• Work instruction: Looking at the listing below, work out the number of lines where the string "JSON" shows up, and give that number only.

• Data supplied:
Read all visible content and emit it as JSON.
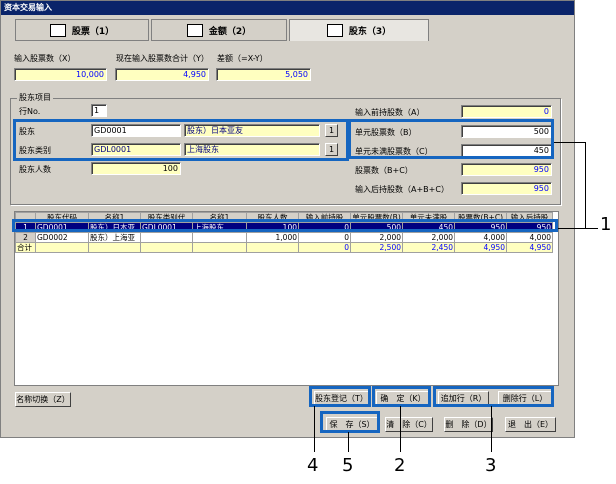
{
  "window": {
    "title": "资本交易输入"
  },
  "tabs": [
    {
      "label": "股票（1）"
    },
    {
      "label": "金额（2）"
    },
    {
      "label": "股东（3）"
    }
  ],
  "summary": {
    "input_shares_label": "输入股票数（X）",
    "input_shares_value": "10,000",
    "current_total_label": "现在输入股票数合计（Y）",
    "current_total_value": "4,950",
    "diff_label": "差额（=X-Y）",
    "diff_value": "5,050"
  },
  "section_title": "股东项目",
  "form": {
    "row_no_label": "行No.",
    "row_no_value": "1",
    "shareholder_label": "股东",
    "shareholder_code": "GD0001",
    "shareholder_name": "股东）日本亚友",
    "shareholder_type_label": "股东类别",
    "shareholder_type_code": "GDL0001",
    "shareholder_type_name": "上海股东",
    "people_label": "股东人数",
    "people_value": "100",
    "pre_input_label": "输入前持股数（A）",
    "pre_input_value": "0",
    "unit_shares_label": "单元股票数（B）",
    "unit_shares_value": "500",
    "under_unit_label": "单元未满股票数（C）",
    "under_unit_value": "450",
    "shares_label": "股票数（B+C）",
    "shares_value": "950",
    "post_input_label": "输入后持股数（A+B+C）",
    "post_input_value": "950",
    "lookup_btn": "1"
  },
  "grid": {
    "columns": [
      "",
      "股东代码",
      "名称1",
      "股东类别代",
      "名称1",
      "股东人数",
      "输入前持股",
      "单元股票数(B)",
      "单元未满股",
      "股票数(B+C)",
      "输入后持股"
    ],
    "rows": [
      [
        "1",
        "GD0001",
        "股东）日本亚",
        "GDL0001",
        "上海股东",
        "100",
        "0",
        "500",
        "450",
        "950",
        "950"
      ],
      [
        "2",
        "GD0002",
        "股东）上海亚",
        "",
        "",
        "1,000",
        "0",
        "2,000",
        "2,000",
        "4,000",
        "4,000"
      ]
    ],
    "total": [
      "合计",
      "",
      "",
      "",
      "",
      "",
      "0",
      "2,500",
      "2,450",
      "4,950",
      "4,950"
    ]
  },
  "buttons": {
    "name_switch": "名称切换（Z）",
    "register": "股东登记（T）",
    "confirm": "确　定（K）",
    "add_row": "追加行（R）",
    "delete_row": "删除行（L）",
    "save": "保　存（S）",
    "clear": "清　除（C）",
    "delete": "删　除（D）",
    "exit": "退　出（E）"
  },
  "callouts": [
    "1",
    "2",
    "3",
    "4",
    "5"
  ],
  "colors": {
    "highlight": "#1565c0",
    "title_bar": "#0a246a",
    "field_yellow": "#ffffc0"
  }
}
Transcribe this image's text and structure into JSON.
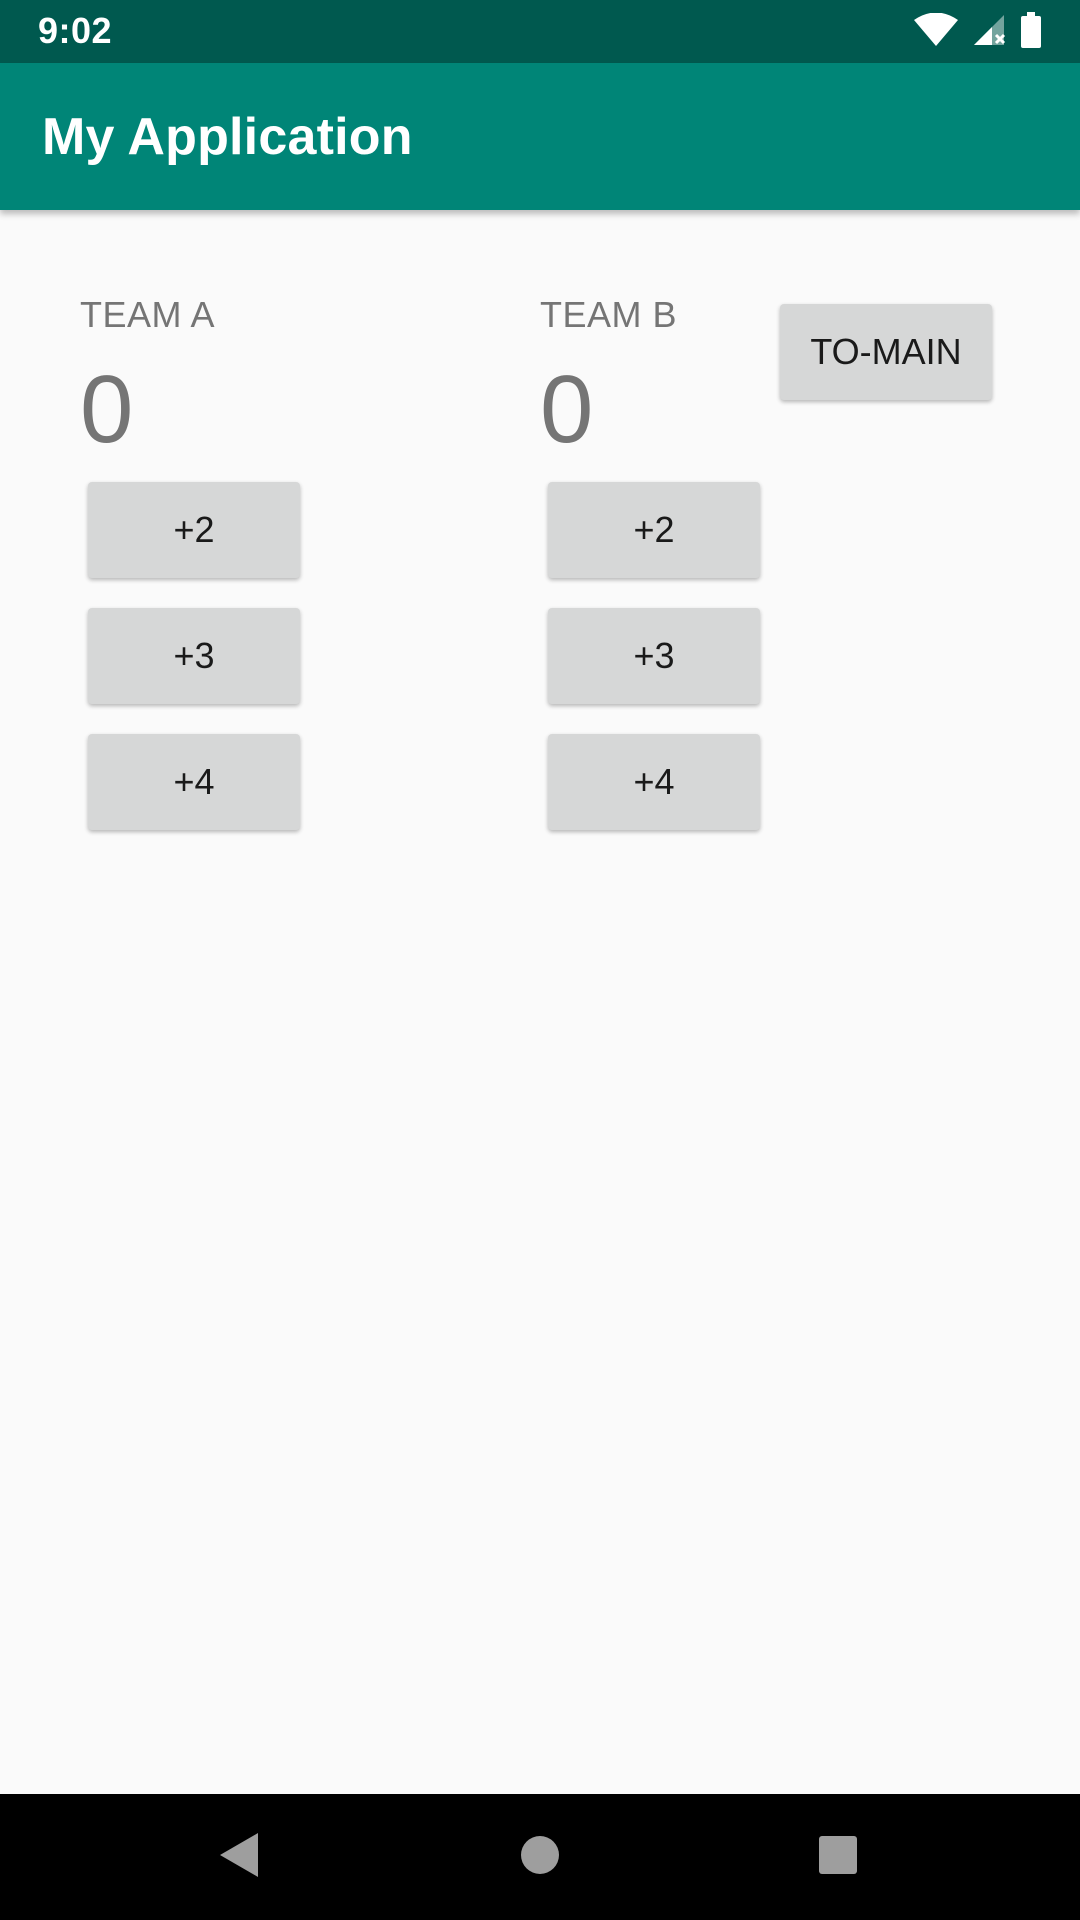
{
  "status_bar": {
    "time": "9:02",
    "icons": [
      "wifi-icon",
      "signal-icon",
      "battery-icon"
    ]
  },
  "app_bar": {
    "title": "My Application",
    "color": "#008577"
  },
  "team_a": {
    "label": "TEAM A",
    "score": "0",
    "buttons": [
      "+2",
      "+3",
      "+4"
    ]
  },
  "team_b": {
    "label": "TEAM B",
    "score": "0",
    "buttons": [
      "+2",
      "+3",
      "+4"
    ]
  },
  "to_main": {
    "label": "TO-MAIN"
  },
  "nav_bar": {
    "icons": [
      "back-icon",
      "home-icon",
      "recents-icon"
    ]
  }
}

• The answer: 2